- Babaganoyj (eggplant)
- Tomato salad
- chickpea dip with “beef”
- potato kibbeh
The list above is what I had intended to make for our first mezze night. It didn’t work out exactly as I had hoped though.
First to make the babaganoyj (spelling taken from the book I used, but there seem to be a few ways). The recipe, from the book Arak and Mezze: The Taste of Lebanon, said to put the whole eggplant in the oven and roast it, turning, until the skin was brown. It seemed unlikely to happen in the 5 minutes prescribed, but I gave it a go. It took 15 minutes, but it did get there, to my relief.
Next was to scoop out the flesh and mash it. As I sliced into the eggplant I could sense there might be a problem – it was a really, really seedy one.
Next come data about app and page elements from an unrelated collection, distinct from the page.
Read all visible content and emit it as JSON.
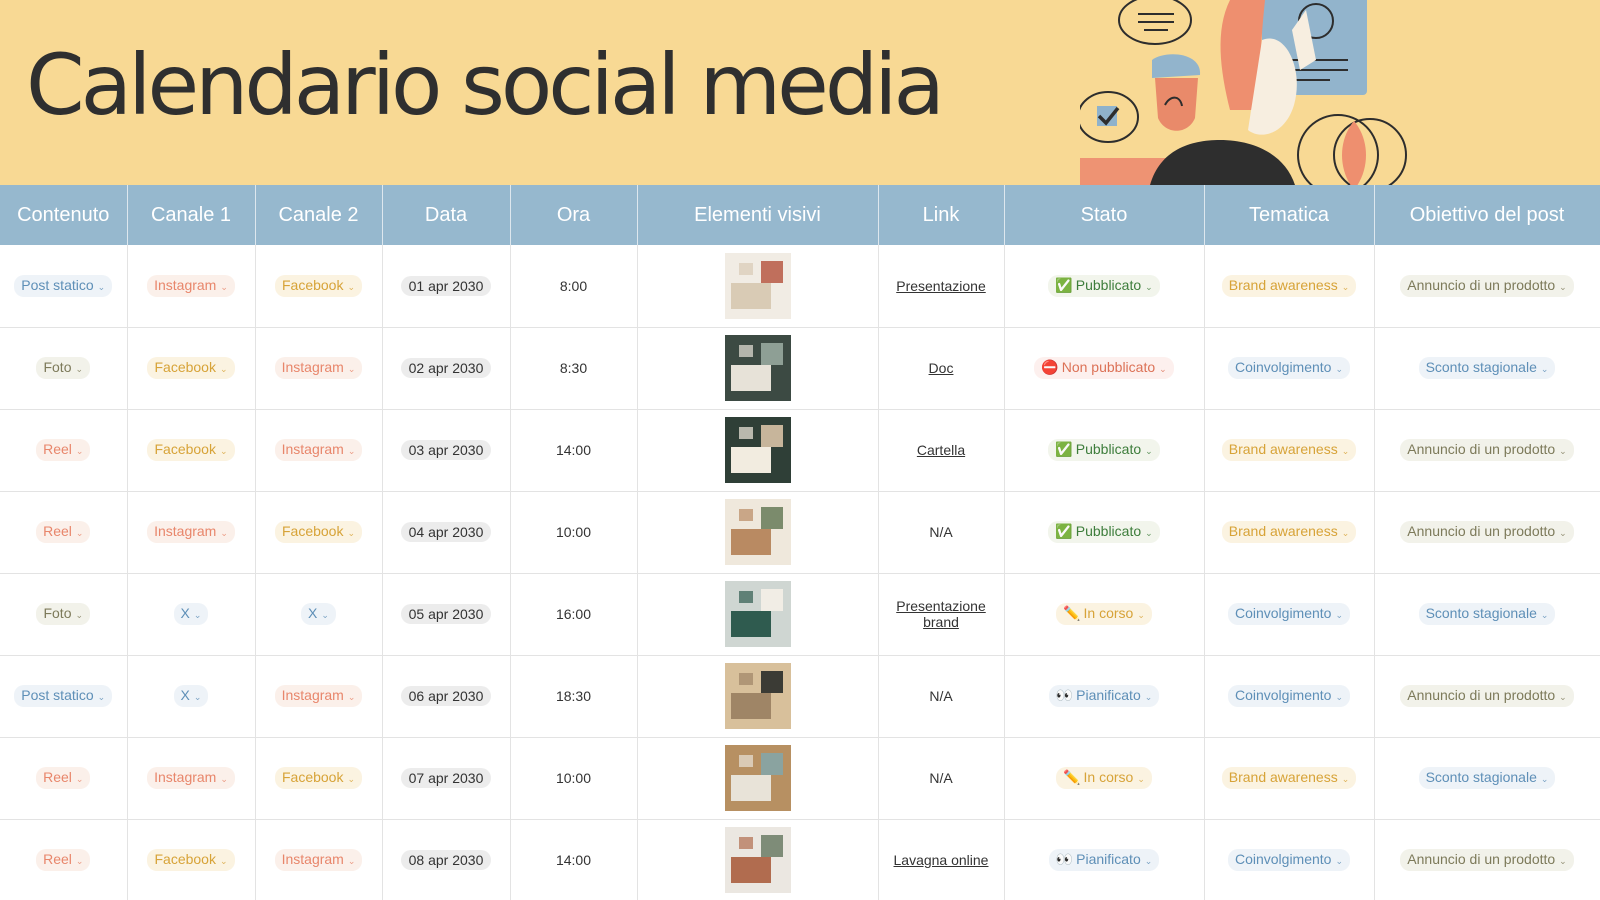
{
  "title": "Calendario social media",
  "colors": {
    "header_bg": "#f8d994",
    "table_header_bg": "#96b8ce",
    "blue": "#5e8fb7",
    "orange": "#e8866b",
    "gold": "#d7a338",
    "olive": "#7d7a5a"
  },
  "columns": [
    "Contenuto",
    "Canale 1",
    "Canale 2",
    "Data",
    "Ora",
    "Elementi visivi",
    "Link",
    "Stato",
    "Tematica",
    "Obiettivo del post"
  ],
  "rows": [
    {
      "contenuto": "Post statico",
      "canale1": "Instagram",
      "canale2": "Facebook",
      "data": "01 apr 2030",
      "ora": "8:00",
      "link": "Presentazione",
      "stato": "Pubblicato",
      "stato_icon": "check-icon",
      "tematica": "Brand awareness",
      "obiettivo": "Annuncio di un prodotto"
    },
    {
      "contenuto": "Foto",
      "canale1": "Facebook",
      "canale2": "Instagram",
      "data": "02 apr 2030",
      "ora": "8:30",
      "link": "Doc",
      "stato": "Non pubblicato",
      "stato_icon": "no-entry-icon",
      "tematica": "Coinvolgimento",
      "obiettivo": "Sconto stagionale"
    },
    {
      "contenuto": "Reel",
      "canale1": "Facebook",
      "canale2": "Instagram",
      "data": "03 apr 2030",
      "ora": "14:00",
      "link": "Cartella",
      "stato": "Pubblicato",
      "stato_icon": "check-icon",
      "tematica": "Brand awareness",
      "obiettivo": "Annuncio di un prodotto"
    },
    {
      "contenuto": "Reel",
      "canale1": "Instagram",
      "canale2": "Facebook",
      "data": "04 apr 2030",
      "ora": "10:00",
      "link": "N/A",
      "stato": "Pubblicato",
      "stato_icon": "check-icon",
      "tematica": "Brand awareness",
      "obiettivo": "Annuncio di un prodotto"
    },
    {
      "contenuto": "Foto",
      "canale1": "X",
      "canale2": "X",
      "data": "05 apr 2030",
      "ora": "16:00",
      "link": "Presentazione brand",
      "stato": "In corso",
      "stato_icon": "pencil-icon",
      "tematica": "Coinvolgimento",
      "obiettivo": "Sconto stagionale"
    },
    {
      "contenuto": "Post statico",
      "canale1": "X",
      "canale2": "Instagram",
      "data": "06 apr 2030",
      "ora": "18:30",
      "link": "N/A",
      "stato": "Pianificato",
      "stato_icon": "eyes-icon",
      "tematica": "Coinvolgimento",
      "obiettivo": "Annuncio di un prodotto"
    },
    {
      "contenuto": "Reel",
      "canale1": "Instagram",
      "canale2": "Facebook",
      "data": "07 apr 2030",
      "ora": "10:00",
      "link": "N/A",
      "stato": "In corso",
      "stato_icon": "pencil-icon",
      "tematica": "Brand awareness",
      "obiettivo": "Sconto stagionale"
    },
    {
      "contenuto": "Reel",
      "canale1": "Facebook",
      "canale2": "Instagram",
      "data": "08 apr 2030",
      "ora": "14:00",
      "link": "Lavagna online",
      "stato": "Pianificato",
      "stato_icon": "eyes-icon",
      "tematica": "Coinvolgimento",
      "obiettivo": "Annuncio di un prodotto"
    }
  ]
}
I was supposed to remove the seeds, but there were just too many, so I left them in. I then tried to mash it, only to find that some of it was better cooked than other parts.
I tried to keep on, and added the tahini, lemon juice, etc, but in the end it was a seedy, uneven, overwhelmingly-tahini-flavoured mush, that just didin’t work. Even Mr thought it was a bit crap, and he eats just about anything. I didn’t get a photo before it was added to the compost, so you’ll just have to take my word for it. Ah well, on to the potato kibbeh and tomato salad.
However, I got home, looked through the pantry and realised I didn’t actually buy any potatoes or sour cream (for the tomato salad).
So, onwards and upwards I turned my hand to making cauliflower kibbeh instead. Kibbeh, in this context, seems to mean mashed something with burghul. So, I steamed and mashed and soaked and salted, and it turned out like this:
A very yummy use of my second favourite vegetable.
For the salad, I just cut up tomatoes, marinated them in lemon juice and sumac, then mixed them with cucumber, parsley and some spinach from our garden. Yum.
The last part of our meal was the best, and certainly the easiest, due to some cheating on my part.
We had hommus with “beef”, however I used bought hommus from Aldi (perhaps the best bought hommus in Australia) and Sanitarium mince, so it was pretty easy. This was tasty, filling, and a little different than our usual use of hommus, so I’ve added the recipe for you to recreate some fast food at home.
Easy-Peasy Cheaters’ Vegan Hommus with Beef
- 250g Hommus
- 1/2 cup pine nuts
- 1 tablespoon olive oil
- 1 onion, chopped finely
- 1 packet Sanitarium (or other) vegan mince
- 1/2 tsp fennel powder
- 1 tsp cumin
- 1/2 tsp cayenne pepper
- 2 tbsp dried parsley flakes
- salt and pepper to taste
- In a dry pan toast the pine nuts. Watch them closely, as they burn easily. Put aside.
- In the same pan heat some olive oil, and cook the onion for 5-10 minutes, until translucent.
- Add the mince, and mash with a fork.
- Stir the spices through, and add salt to your tastes.
- Remove from heat, stir the pine nuts through.
- On a serving plate, arrange the hommus in a ring, with a well in the middle. Put the mince and pine-nut mixture into the ring. Serve with vegetables and flat bread.